have to be this way.
If your current PC doesn’t have "PCI Express" technology, your next one most
likely will. Here’s the scoop on PCI Express and what it means for Windows
There are currently 265 different "top level domains" (.com, .edu, .org,
etc.) to choose from when registering your domain. What’s best?
First, let’s help a reader who’s wondering if he got ripped off in buying a
.name domain name.
One tool says your PC is infected. Another says you’re clean. Which do you
No need to flip a coin! With a little sleuthing, you can get to the bottom of
just about any malware confusion.

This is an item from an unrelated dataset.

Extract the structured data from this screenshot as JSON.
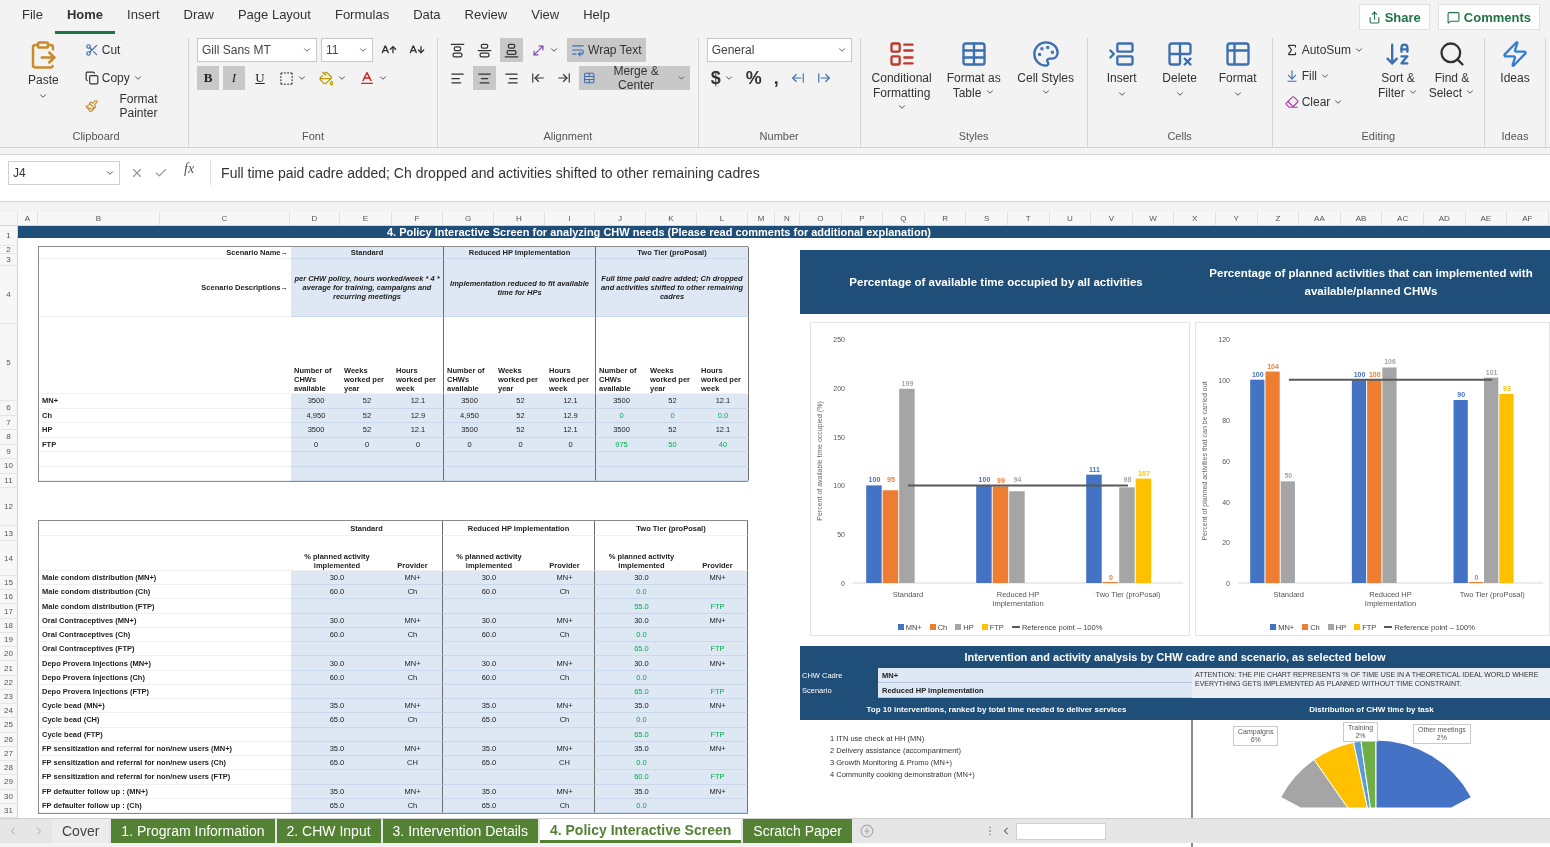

The CPU wars won’t be over any time soon. In the meantime, which CPU chip —
Intel or AMD — is best for Windows?
Benchmarks can help, but the full answer lies elsewhere. I’ll cover that, plus
crash sleuthing and lots more in today’s issue!
Don’t you hate it when software refuses to uninstall?
I sure do. So, today’s issue begins with help in rooting out recalcitrant
software. I then cover a free utility, an IE 7 speed-up, and lots more!
Wow! What a hot button! My Jan. 4 article on "Easier
but safer passwords" generated a veritable flood of reader mail.
sampling of a few of the best comments. Also, I have some info you need to
know about “Windows Live Toolbar" and installing the new Windows Vista.
Just as in 2006, one of 2007’s top themes is likely to be online security.
So, let’s begin the New Year with some very useful password security tips and
tools, and then look at an "update aggregator" service — and more!
There’s an easy way and a hard way to replace missing or corrupted DLLs.
As you can probably guess, I’ll show you the fast and easy way! Then I’ll
discuss a free "ultra-high security password generator," continue our
coverage of AOL’s antivirus tool, and more.
Are you ready to trust products from the “new” AOL? I’m not.
A careful reading of an AOL software license reveals all-too-familiar patterns
that set off my alarm bells.
Software and hardware are supposed to help us. But sometimes our tools turn against us, causing more problems than they solve and leading to
frustration, delays, and costly failures.
Today, I look at some normally docile, usually helpful tools — such as Windows’
Recovery Console, which is software, and laptop batteries, which are hardware —
to see how they can run amok, and what you can do about it.